▶ [Work to be completed] All of the data needs to be repeated exactly.

(Items from an interface collection)
>>>>>
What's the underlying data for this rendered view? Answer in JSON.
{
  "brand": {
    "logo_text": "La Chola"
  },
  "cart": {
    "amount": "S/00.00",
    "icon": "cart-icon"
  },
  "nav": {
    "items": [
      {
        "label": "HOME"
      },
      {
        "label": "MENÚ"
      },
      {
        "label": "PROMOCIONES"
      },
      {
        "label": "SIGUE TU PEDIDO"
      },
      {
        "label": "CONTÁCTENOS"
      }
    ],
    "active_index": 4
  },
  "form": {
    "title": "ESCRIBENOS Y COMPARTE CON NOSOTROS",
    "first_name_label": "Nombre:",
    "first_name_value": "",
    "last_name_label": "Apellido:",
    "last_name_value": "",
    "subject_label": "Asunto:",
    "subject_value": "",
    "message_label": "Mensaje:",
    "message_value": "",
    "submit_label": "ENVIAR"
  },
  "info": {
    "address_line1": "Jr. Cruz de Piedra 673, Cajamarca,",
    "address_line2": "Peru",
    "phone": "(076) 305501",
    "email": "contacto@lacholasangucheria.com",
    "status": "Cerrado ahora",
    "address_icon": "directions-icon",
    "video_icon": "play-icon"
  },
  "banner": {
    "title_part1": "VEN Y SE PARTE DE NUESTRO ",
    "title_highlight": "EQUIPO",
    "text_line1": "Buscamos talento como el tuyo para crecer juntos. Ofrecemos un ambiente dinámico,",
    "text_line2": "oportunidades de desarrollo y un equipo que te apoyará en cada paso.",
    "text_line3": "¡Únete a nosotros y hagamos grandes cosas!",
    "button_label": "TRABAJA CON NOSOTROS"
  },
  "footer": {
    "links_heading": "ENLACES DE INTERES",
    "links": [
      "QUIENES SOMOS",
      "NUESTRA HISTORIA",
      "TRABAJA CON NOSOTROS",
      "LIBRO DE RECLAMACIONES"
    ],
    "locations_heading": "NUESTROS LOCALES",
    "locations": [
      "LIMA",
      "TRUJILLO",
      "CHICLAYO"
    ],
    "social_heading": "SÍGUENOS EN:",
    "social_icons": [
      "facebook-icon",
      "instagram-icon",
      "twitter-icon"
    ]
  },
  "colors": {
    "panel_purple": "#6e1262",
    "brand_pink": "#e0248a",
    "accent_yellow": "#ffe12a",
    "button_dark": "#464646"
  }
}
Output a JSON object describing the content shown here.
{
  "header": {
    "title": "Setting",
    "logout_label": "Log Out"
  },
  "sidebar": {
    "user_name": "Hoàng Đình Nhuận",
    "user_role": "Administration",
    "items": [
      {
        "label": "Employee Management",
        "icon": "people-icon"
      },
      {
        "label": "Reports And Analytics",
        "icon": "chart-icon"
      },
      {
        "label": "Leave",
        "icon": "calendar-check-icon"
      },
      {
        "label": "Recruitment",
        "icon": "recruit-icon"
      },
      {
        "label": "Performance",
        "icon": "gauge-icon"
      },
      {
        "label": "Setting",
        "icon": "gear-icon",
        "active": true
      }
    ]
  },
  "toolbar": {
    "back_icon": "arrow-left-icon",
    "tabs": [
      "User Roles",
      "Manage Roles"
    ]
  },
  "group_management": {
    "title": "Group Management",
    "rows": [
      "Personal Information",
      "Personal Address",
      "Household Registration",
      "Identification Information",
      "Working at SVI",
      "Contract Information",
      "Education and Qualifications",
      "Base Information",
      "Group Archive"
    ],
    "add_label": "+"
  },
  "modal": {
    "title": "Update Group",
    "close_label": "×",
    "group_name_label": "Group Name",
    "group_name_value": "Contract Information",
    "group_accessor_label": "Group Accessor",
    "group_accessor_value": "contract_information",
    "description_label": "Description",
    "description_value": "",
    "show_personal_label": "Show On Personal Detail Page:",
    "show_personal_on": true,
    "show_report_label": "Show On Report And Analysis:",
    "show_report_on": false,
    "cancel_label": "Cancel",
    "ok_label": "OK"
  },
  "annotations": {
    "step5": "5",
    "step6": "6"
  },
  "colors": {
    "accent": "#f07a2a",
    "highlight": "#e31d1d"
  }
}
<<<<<
▶ [Output of the exercise]
What's the underlying data for this rendered view? Answer in JSON.
{
  "brand": {
    "logo_text": "La Chola"
  },
  "cart": {
    "amount": "S/00.00",
    "icon": "cart-icon"
  },
  "nav": {
    "items": [
      {
        "label": "HOME"
      },
      {
        "label": "MENÚ"
      },
      {
        "label": "PROMOCIONES"
      },
      {
        "label": "SIGUE TU PEDIDO"
      },
      {
        "label": "CONTÁCTENOS"
      }
    ],
    "active_index": 4
  },
  "form": {
    "title": "ESCRIBENOS Y COMPARTE CON NOSOTROS",
    "first_name_label": "Nombre:",
    "first_name_value": "",
    "last_name_label": "Apellido:",
    "last_name_value": "",
    "subject_label": "Asunto:",
    "subject_value": "",
    "message_label": "Mensaje:",
    "message_value": "",
    "submit_label": "ENVIAR"
  },
  "info": {
    "address_line1": "Jr. Cruz de Piedra 673, Cajamarca,",
    "address_line2": "Peru",
    "phone": "(076) 305501",
    "email": "contacto@lacholasangucheria.com",
    "status": "Cerrado ahora",
    "address_icon": "directions-icon",
    "video_icon": "play-icon"
  },
  "banner": {
    "title_part1": "VEN Y SE PARTE DE NUESTRO ",
    "title_highlight": "EQUIPO",
    "text_line1": "Buscamos talento como el tuyo para crecer juntos. Ofrecemos un ambiente dinámico,",
    "text_line2": "oportunidades de desarrollo y un equipo que te apoyará en cada paso.",
    "text_line3": "¡Únete a nosotros y hagamos grandes cosas!",
    "button_label": "TRABAJA CON NOSOTROS"
  },
  "footer": {
    "links_heading": "ENLACES DE INTERES",
    "links": [
      "QUIENES SOMOS",
      "NUESTRA HISTORIA",
      "TRABAJA CON NOSOTROS",
      "LIBRO DE RECLAMACIONES"
    ],
    "locations_heading": "NUESTROS LOCALES",
    "locations": [
      "LIMA",
      "TRUJILLO",
      "CHICLAYO"
    ],
    "social_heading": "SÍGUENOS EN:",
    "social_icons": [
      "facebook-icon",
      "instagram-icon",
      "twitter-icon"
    ]
  },
  "colors": {
    "panel_purple": "#6e1262",
    "brand_pink": "#e0248a",
    "accent_yellow": "#ffe12a",
    "button_dark": "#464646"
  }
}
Output a JSON object describing the content shown here.
{
  "header": {
    "title": "Setting",
    "logout_label": "Log Out"
  },
  "sidebar": {
    "user_name": "Hoàng Đình Nhuận",
    "user_role": "Administration",
    "items": [
      {
        "label": "Employee Management",
        "icon": "people-icon"
      },
      {
        "label": "Reports And Analytics",
        "icon": "chart-icon"
      },
      {
        "label": "Leave",
        "icon": "calendar-check-icon"
      },
      {
        "label": "Recruitment",
        "icon": "recruit-icon"
      },
      {
        "label": "Performance",
        "icon": "gauge-icon"
      },
      {
        "label": "Setting",
        "icon": "gear-icon",
        "active": true
      }
    ]
  },
  "toolbar": {
    "back_icon": "arrow-left-icon",
    "tabs": [
      "User Roles",
      "Manage Roles"
    ]
  },
  "group_management": {
    "title": "Group Management",
    "rows": [
      "Personal Information",
      "Personal Address",
      "Household Registration",
      "Identification Information",
      "Working at SVI",
      "Contract Information",
      "Education and Qualifications",
      "Base Information",
      "Group Archive"
    ],
    "add_label": "+"
  },
  "modal": {
    "title": "Update Group",
    "close_label": "×",
    "group_name_label": "Group Name",
    "group_name_value": "Contract Information",
    "group_accessor_label": "Group Accessor",
    "group_accessor_value": "contract_information",
    "description_label": "Description",
    "description_value": "",
    "show_personal_label": "Show On Personal Detail Page:",
    "show_personal_on": true,
    "show_report_label": "Show On Report And Analysis:",
    "show_report_on": false,
    "cancel_label": "Cancel",
    "ok_label": "OK"
  },
  "annotations": {
    "step5": "5",
    "step6": "6"
  },
  "colors": {
    "accent": "#f07a2a",
    "highlight": "#e31d1d"
  }
}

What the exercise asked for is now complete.